Sunday, July 18, 2010
Album Review: Bob Malone, 'Ain't What You Know'
Writer: Bob Malone
Title: Ain’t What You Know
Writer: Rick Galusha
When your friends and co-workers are among the finest studio musicians from one of the world’s most competitive music centers, you have an advantage if played properly. Born in Maine, reared in New Jersey, a graduate of Berklee School of Music and apprenticed in New Orleans; the sixth album by Los Angles based studio keyboardist Bob Malone, “Ain’t What You Know” is a finely honed, exceptionally well crafted album. Much like the ultimate genre hopper Eric Clapton, Malone is able to move effortlessly between overt blues based tracks to the John Hiatt-like, ‘Small Girl’ or the pop radio, ‘Butterfly.’

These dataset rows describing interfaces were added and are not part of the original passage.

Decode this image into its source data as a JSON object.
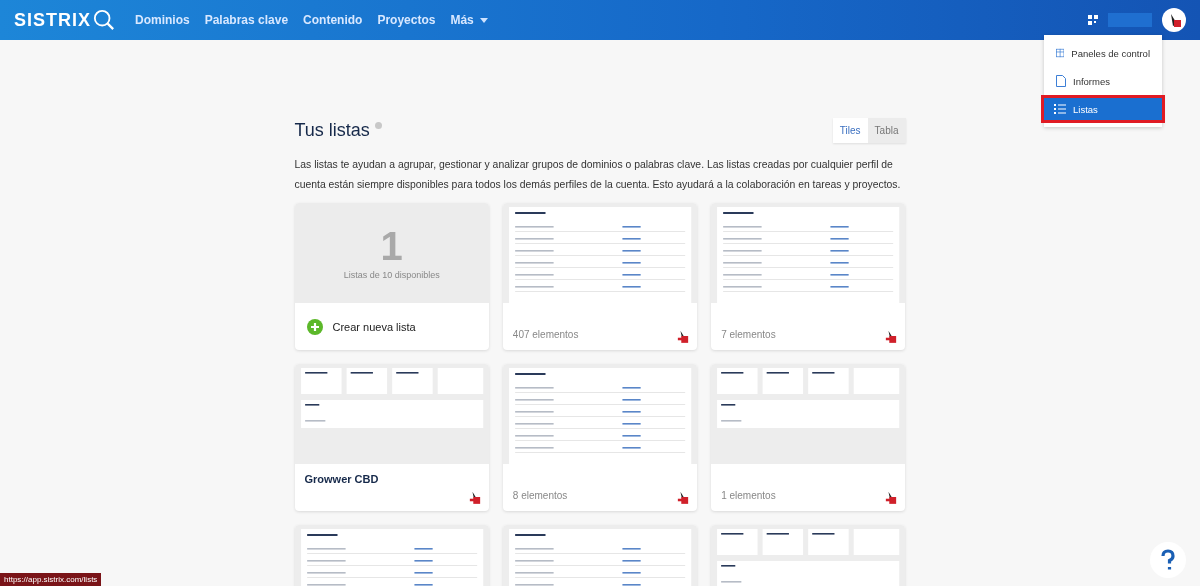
{
  "header": {
    "logo": "SISTRIX",
    "nav": [
      {
        "label": "Dominios",
        "dropdown": false
      },
      {
        "label": "Palabras clave",
        "dropdown": false
      },
      {
        "label": "Contenido",
        "dropdown": false
      },
      {
        "label": "Proyectos",
        "dropdown": false
      },
      {
        "label": "Más",
        "dropdown": true
      }
    ]
  },
  "user_menu": {
    "items": [
      {
        "label": "Paneles de control",
        "selected": false
      },
      {
        "label": "Informes",
        "selected": false
      },
      {
        "label": "Listas",
        "selected": true
      }
    ]
  },
  "page": {
    "title": "Tus listas",
    "view_toggle": [
      {
        "label": "Tiles",
        "selected": true
      },
      {
        "label": "Tabla",
        "selected": false
      }
    ],
    "description": "Las listas te ayudan a agrupar, gestionar y analizar grupos de dominios o palabras clave. Las listas creadas por cualquier perfil de cuenta están siempre disponibles para todos los demás perfiles de la cuenta. Esto ayudará a la colaboración en tareas y proyectos."
  },
  "cards": [
    {
      "kind": "create",
      "count": "1",
      "available": "Listas de 10 disponibles",
      "action": "Crear nueva lista"
    },
    {
      "kind": "table",
      "footer": "407 elementos"
    },
    {
      "kind": "table",
      "footer": "7 elementos"
    },
    {
      "kind": "dashboard",
      "title": "Growwer CBD"
    },
    {
      "kind": "table",
      "footer": "8 elementos"
    },
    {
      "kind": "dashboard",
      "footer": "1 elementos"
    },
    {
      "kind": "table"
    },
    {
      "kind": "table"
    },
    {
      "kind": "dashboard"
    }
  ],
  "status_bar": "https://app.sistrix.com/lists"
}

Malone’s choices for the albums only two covers; The Band’s ‘Up on Cripple Creek’ and The Faces’ “Stay With Me,” indicate the artist’s larger vision for the album; blues based textures relying on solid songwriting and smooth studio production with an eye on commercial appeal to a mature audience with a Classic Rock background. Producer Bob DeMarco effectively uses depth and space, including a smokin’ horn section and female back-up vocals, to actively engage the listener’s ears while paying homage to the song.

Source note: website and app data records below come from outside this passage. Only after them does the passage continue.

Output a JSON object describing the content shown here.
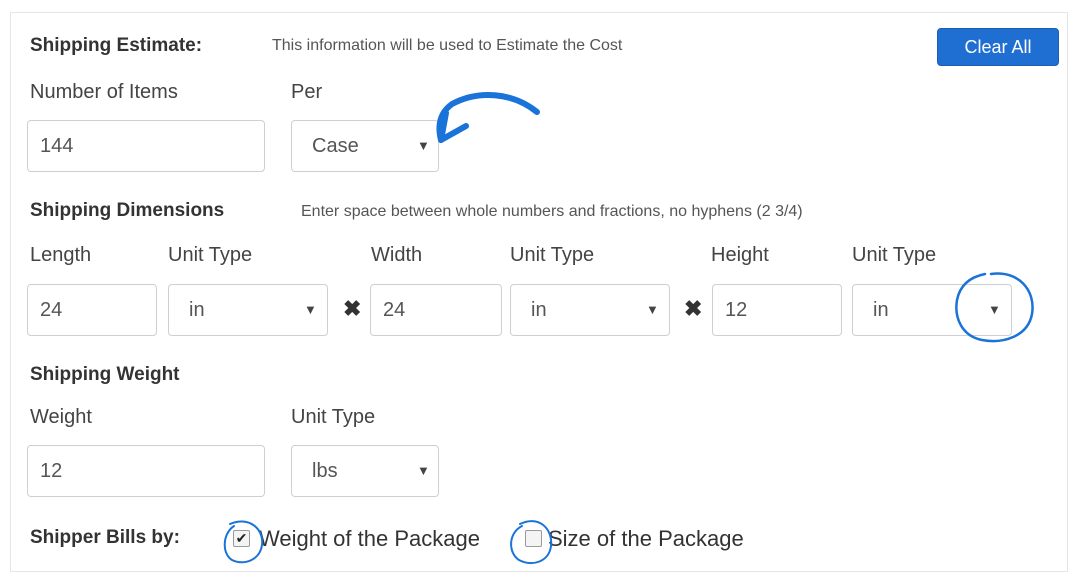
{
  "estimate": {
    "title": "Shipping Estimate:",
    "hint": "This information will be used to Estimate the Cost",
    "clear_all_label": "Clear All",
    "items_label": "Number of Items",
    "per_label": "Per",
    "items_value": "144",
    "per_value": "Case"
  },
  "dimensions": {
    "title": "Shipping Dimensions",
    "hint": "Enter space between whole numbers and fractions, no hyphens (2 3/4)",
    "length_label": "Length",
    "width_label": "Width",
    "height_label": "Height",
    "unit_label": "Unit Type",
    "length_value": "24",
    "width_value": "24",
    "height_value": "12",
    "length_unit": "in",
    "width_unit": "in",
    "height_unit": "in"
  },
  "weight": {
    "title": "Shipping Weight",
    "weight_label": "Weight",
    "unit_label": "Unit Type",
    "weight_value": "12",
    "weight_unit": "lbs"
  },
  "bills": {
    "title": "Shipper Bills by:",
    "option_weight": "Weight of the Package",
    "option_size": "Size of the Package",
    "weight_checked": true,
    "size_checked": false
  },
  "icons": {
    "caret": "caret-down-icon",
    "times": "times-icon",
    "check": "check-icon"
  },
  "colors": {
    "button": "#1f6fd2",
    "annotation": "#1a73d9"
  }
}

While only reminiscent of a traditional blues sound, Malone appeals to the roots and blues audience with heartfelt ballads, nuisanced arrangements and a never ending tour schedule. If one were to take the blues credibility of Dr. John, the songwriting of Jimmy Webb and the arrangement skills of early period Elton John, we see Malone in vesture that suits him perfectly. More traditional blues fans may find this particular outing to lack sufficient rough edges; however, blues and roots radio programmers that seek to introduce lesser known artists will be able to widen their audience. Over its ten tracks this album is a well rounded and well above average.